Divorce is Here to Stay, Learn a Better Way
At some point, divorce became a significant issue. It’s difficult to pinpoint when this all started, but it would likely require a lengthy dissertation on the last 30 years in the legal system to fully achieve the answer we are looking for.
Instead, let’s cut to the chase and say that things definitely need to change.
Getting older, but not necessarily wiser
Recent statistics have shown that people are continuing to divorce. What might shock you is that the age group divorcing tends to be older. There has been a litany of articles and reasons speculating why this ageing divorce trend has occurred. In any event, it continues and there is no indication that it will stop.
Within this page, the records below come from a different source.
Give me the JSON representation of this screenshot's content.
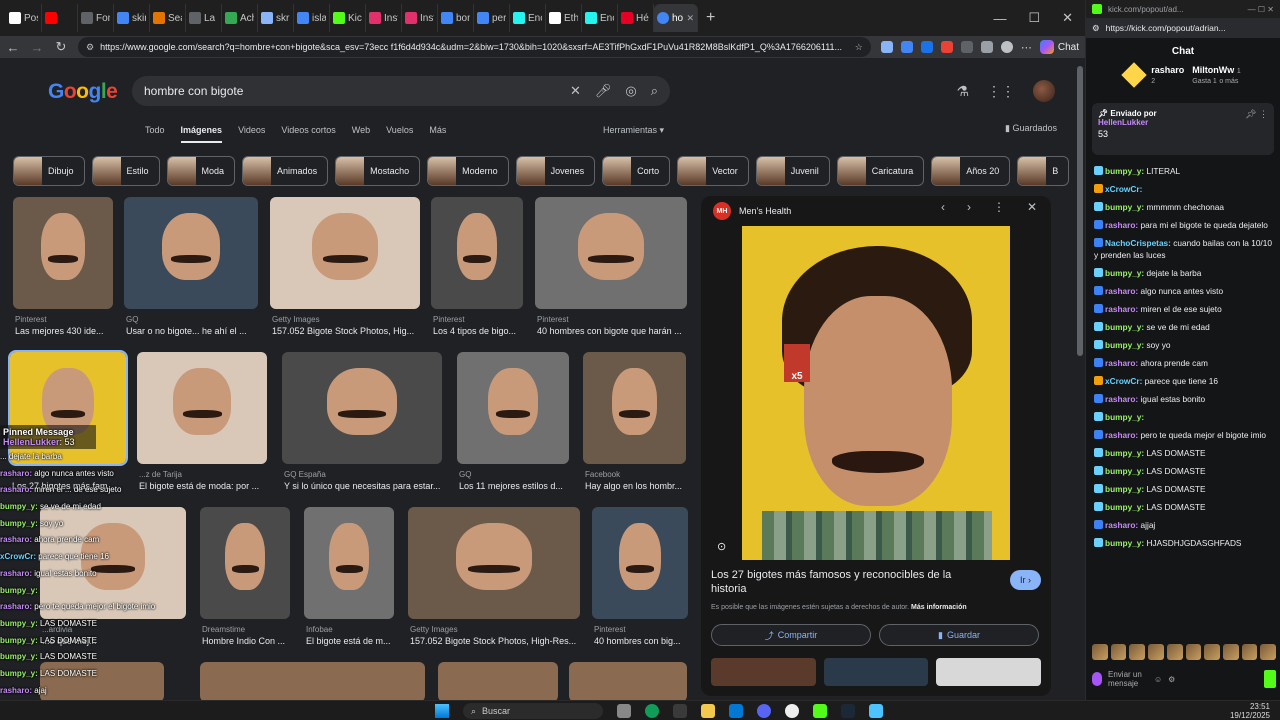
{
  "browser": {
    "tabs": [
      {
        "label": "Pos",
        "color": "#ffffff"
      },
      {
        "label": "",
        "color": "#ff0000"
      },
      {
        "label": "Fon",
        "color": "#5f6368"
      },
      {
        "label": "skin",
        "color": "#4285f4"
      },
      {
        "label": "Sea",
        "color": "#e37400"
      },
      {
        "label": "La F",
        "color": "#5f6368"
      },
      {
        "label": "Ach",
        "color": "#34a853"
      },
      {
        "label": "skri",
        "color": "#8ab4f8"
      },
      {
        "label": "isla",
        "color": "#4285f4"
      },
      {
        "label": "Kick",
        "color": "#53fc18"
      },
      {
        "label": "Inst",
        "color": "#e1306c"
      },
      {
        "label": "Inst",
        "color": "#e1306c"
      },
      {
        "label": "bon",
        "color": "#4285f4"
      },
      {
        "label": "per",
        "color": "#4285f4"
      },
      {
        "label": "Enc",
        "color": "#25f4ee"
      },
      {
        "label": "Eth",
        "color": "#ffffff"
      },
      {
        "label": "Enc",
        "color": "#25f4ee"
      },
      {
        "label": "Hé",
        "color": "#e60023"
      }
    ],
    "active_tab": {
      "label": "hon",
      "color": "#4285f4"
    },
    "url": "https://www.google.com/search?q=hombre+con+bigote&sca_esv=73ecc f1f6d4d934c&udm=2&biw=1730&bih=1020&sxsrf=AE3TifPhGxdF1PuVu41R82M8BslKdfP1_Q%3A1766206111...",
    "chat_button": "Chat"
  },
  "google": {
    "logo": [
      "G",
      "o",
      "o",
      "g",
      "l",
      "e"
    ],
    "query": "hombre con bigote",
    "tabs": [
      "Todo",
      "Imágenes",
      "Videos",
      "Videos cortos",
      "Web",
      "Vuelos",
      "Más"
    ],
    "active_tab": "Imágenes",
    "tools": "Herramientas",
    "saved": "Guardados",
    "chips": [
      "Dibujo",
      "Estilo",
      "Moda",
      "Animados",
      "Mostacho",
      "Moderno",
      "Jovenes",
      "Corto",
      "Vector",
      "Juvenil",
      "Caricatura",
      "Años 20",
      "B"
    ],
    "results_row1": [
      {
        "source": "Pinterest",
        "title": "Las mejores 430 ide..."
      },
      {
        "source": "GQ",
        "title": "Usar o no bigote... he ahí el ..."
      },
      {
        "source": "Getty Images",
        "title": "157.052 Bigote Stock Photos, Hig..."
      },
      {
        "source": "Pinterest",
        "title": "Los 4 tipos de bigo..."
      },
      {
        "source": "Pinterest",
        "title": "40 hombres con bigote que harán ..."
      }
    ],
    "results_row2": [
      {
        "source": "",
        "title": "Los 27 bigotes más fam..."
      },
      {
        "source": "...z de Tarija",
        "title": "El bigote está de moda: por ..."
      },
      {
        "source": "GQ España",
        "title": "Y si lo único que necesitas para estar..."
      },
      {
        "source": "GQ",
        "title": "Los 11 mejores estilos d..."
      },
      {
        "source": "Facebook",
        "title": "Hay algo en los hombr..."
      }
    ],
    "results_row3": [
      {
        "source": "...ardivia",
        "title": "...o que mej..."
      },
      {
        "source": "Dreamstime",
        "title": "Hombre Indio Con ..."
      },
      {
        "source": "Infobae",
        "title": "El bigote está de m..."
      },
      {
        "source": "Getty Images",
        "title": "157.052 Bigote Stock Photos, High-Res..."
      },
      {
        "source": "Pinterest",
        "title": "40 hombres con big..."
      }
    ]
  },
  "preview": {
    "source": "Men's Health",
    "logo_text": "MH",
    "title": "Los 27 bigotes más famosos y reconocibles de la historia",
    "go_button": "Ir",
    "rights_text": "Es posible que las imágenes estén sujetas a derechos de autor.",
    "rights_link": "Más información",
    "share": "Compartir",
    "save": "Guardar",
    "badge": "x5"
  },
  "overlay": {
    "pinned_title": "Pinned Message",
    "pinned_user": "HellenLukker",
    "pinned_value": "53",
    "lines": [
      {
        "user": "",
        "text": "... dejate la barba",
        "cls": "u1"
      },
      {
        "user": "rasharo:",
        "text": "algo nunca antes visto",
        "cls": "u2"
      },
      {
        "user": "rasharo:",
        "text": "miren el ... de ese sujeto",
        "cls": "u2"
      },
      {
        "user": "bumpy_y:",
        "text": "se ve de mi edad",
        "cls": "u1"
      },
      {
        "user": "bumpy_y:",
        "text": "soy yo",
        "cls": "u1"
      },
      {
        "user": "rasharo:",
        "text": "ahora prende cam",
        "cls": "u2"
      },
      {
        "user": "xCrowCr:",
        "text": "parece que tiene 16",
        "cls": "u3"
      },
      {
        "user": "rasharo:",
        "text": "igual estas bonito",
        "cls": "u2"
      },
      {
        "user": "bumpy_y:",
        "text": "",
        "cls": "u1"
      },
      {
        "user": "rasharo:",
        "text": "pero te queda mejor el bigote imio",
        "cls": "u2"
      },
      {
        "user": "bumpy_y:",
        "text": "LAS DOMASTE",
        "cls": "u1"
      },
      {
        "user": "bumpy_y:",
        "text": "LAS DOMASTE",
        "cls": "u1"
      },
      {
        "user": "bumpy_y:",
        "text": "LAS DOMASTE",
        "cls": "u1"
      },
      {
        "user": "bumpy_y:",
        "text": "LAS DOMASTE",
        "cls": "u1"
      },
      {
        "user": "rasharo:",
        "text": "ajaj",
        "cls": "u2"
      },
      {
        "user": "bumpy_y:",
        "text": "HJASDHJGDASGHFADS",
        "cls": "u1"
      }
    ]
  },
  "kick": {
    "tab_title": "kick.com/popout/ad...",
    "url": "https://kick.com/popout/adrian...",
    "heading": "Chat",
    "top1": {
      "name": "rasharo",
      "count": "2"
    },
    "top2": {
      "name": "MiltonWw",
      "count": "1",
      "sub": "Gasta 1",
      "sub2": "o más"
    },
    "pinned_by": "Enviado por",
    "pinned_user": "HellenLukker",
    "pinned_value": "53",
    "messages": [
      {
        "user": "bumpy_y:",
        "text": "LITERAL",
        "cls": "ub",
        "badge": "#6ad1ff"
      },
      {
        "user": "xCrowCr:",
        "text": "",
        "cls": "ux",
        "badge": "#f59e0b"
      },
      {
        "user": "bumpy_y:",
        "text": "mmmmm chechonaa",
        "cls": "ub",
        "badge": "#6ad1ff"
      },
      {
        "user": "rasharo:",
        "text": "para mi el bigote te queda dejatelo",
        "cls": "ur",
        "badge": "#3b82f6"
      },
      {
        "user": "NachoCrispetas:",
        "text": "cuando bailas con la 10/10 y prenden las luces",
        "cls": "un",
        "badge": "#3b82f6"
      },
      {
        "user": "bumpy_y:",
        "text": "dejate la barba",
        "cls": "ub",
        "badge": "#6ad1ff"
      },
      {
        "user": "rasharo:",
        "text": "algo nunca antes visto",
        "cls": "ur",
        "badge": "#3b82f6"
      },
      {
        "user": "rasharo:",
        "text": "miren el  de ese sujeto",
        "cls": "ur",
        "badge": "#3b82f6"
      },
      {
        "user": "bumpy_y:",
        "text": "se ve de mi edad",
        "cls": "ub",
        "badge": "#6ad1ff"
      },
      {
        "user": "bumpy_y:",
        "text": "soy yo",
        "cls": "ub",
        "badge": "#6ad1ff"
      },
      {
        "user": "rasharo:",
        "text": "ahora prende cam",
        "cls": "ur",
        "badge": "#3b82f6"
      },
      {
        "user": "xCrowCr:",
        "text": "parece que tiene 16",
        "cls": "ux",
        "badge": "#f59e0b"
      },
      {
        "user": "rasharo:",
        "text": "igual estas bonito",
        "cls": "ur",
        "badge": "#3b82f6"
      },
      {
        "user": "bumpy_y:",
        "text": "",
        "cls": "ub",
        "badge": "#6ad1ff"
      },
      {
        "user": "rasharo:",
        "text": "pero te queda mejor el bigote imio",
        "cls": "ur",
        "badge": "#3b82f6"
      },
      {
        "user": "bumpy_y:",
        "text": "LAS DOMASTE",
        "cls": "ub",
        "badge": "#6ad1ff"
      },
      {
        "user": "bumpy_y:",
        "text": "LAS DOMASTE",
        "cls": "ub",
        "badge": "#6ad1ff"
      },
      {
        "user": "bumpy_y:",
        "text": "LAS DOMASTE",
        "cls": "ub",
        "badge": "#6ad1ff"
      },
      {
        "user": "bumpy_y:",
        "text": "LAS DOMASTE",
        "cls": "ub",
        "badge": "#6ad1ff"
      },
      {
        "user": "rasharo:",
        "text": "ajjaj",
        "cls": "ur",
        "badge": "#3b82f6"
      },
      {
        "user": "bumpy_y:",
        "text": "HJASDHJGDASGHFADS",
        "cls": "ub",
        "badge": "#6ad1ff"
      }
    ],
    "input_placeholder": "Enviar un mensaje"
  },
  "taskbar": {
    "search": "Buscar",
    "time": "23:51",
    "date": "19/12/2025"
  }
}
So, instead of wondering why this is happening, why not advocate for an easier way? Why not make things less costly and allow people to wrap things up and move on?
Why are people still spending so much money on this process?
There are commonly two issues that are both common and very delicate – money and kids. But with the older crowd, those kids are grown and gone. That just leaves money. It also goes without saying that there are few situations financially that are as difficult as divorce.
The point is that they don’t have to be. An experienced mediator or lawyer will be able to see the best options immediately. This means that, after the disclosure of information, an amicable solution should be apparent.
The alternative to divorce lawyers
Really, the only pockets that are getting lined in a divorce belong to the lawyers. Most divorces have a finite amount of wealth involved, and parties should be invested in keeping that money in their own pockets.
So, the question remains: what do divorcees need to do to deal with divorces like smart business people? On paper, it is simple. Just negotiate the deal, paper it, and move on with life.
Divorce lawyers do have a purpose
That is not to say divorce lawyers are not doing their job. That job is to advocate for one party to win and the other to lose. This, however, is a zero-sum game.
Here is the smart approach:
Instead of a long, drawn-out battle that results in no real winners, try this approach.
- Get legal advice. Know your rights but don’t necessarily use them to fight.
- Mediate/negotiate the deal with a qualified neutral party. Then, get it papered by your lawyers and move forward.
- Try to remove the emotional crap at the start. Checking them in at the counsellors can make for a more effective process.
- Approach the process like the CEO of your own finite wealth. This is the best way to change those costly negative effects in not only bank accounts but in society.
Using a smarter approach might not feel natural, but it is smart. Emotions are tough to deal with, but you will feel better when your assets stay with you. Not only that, with younger children involved, it would leave out some of the stress of it.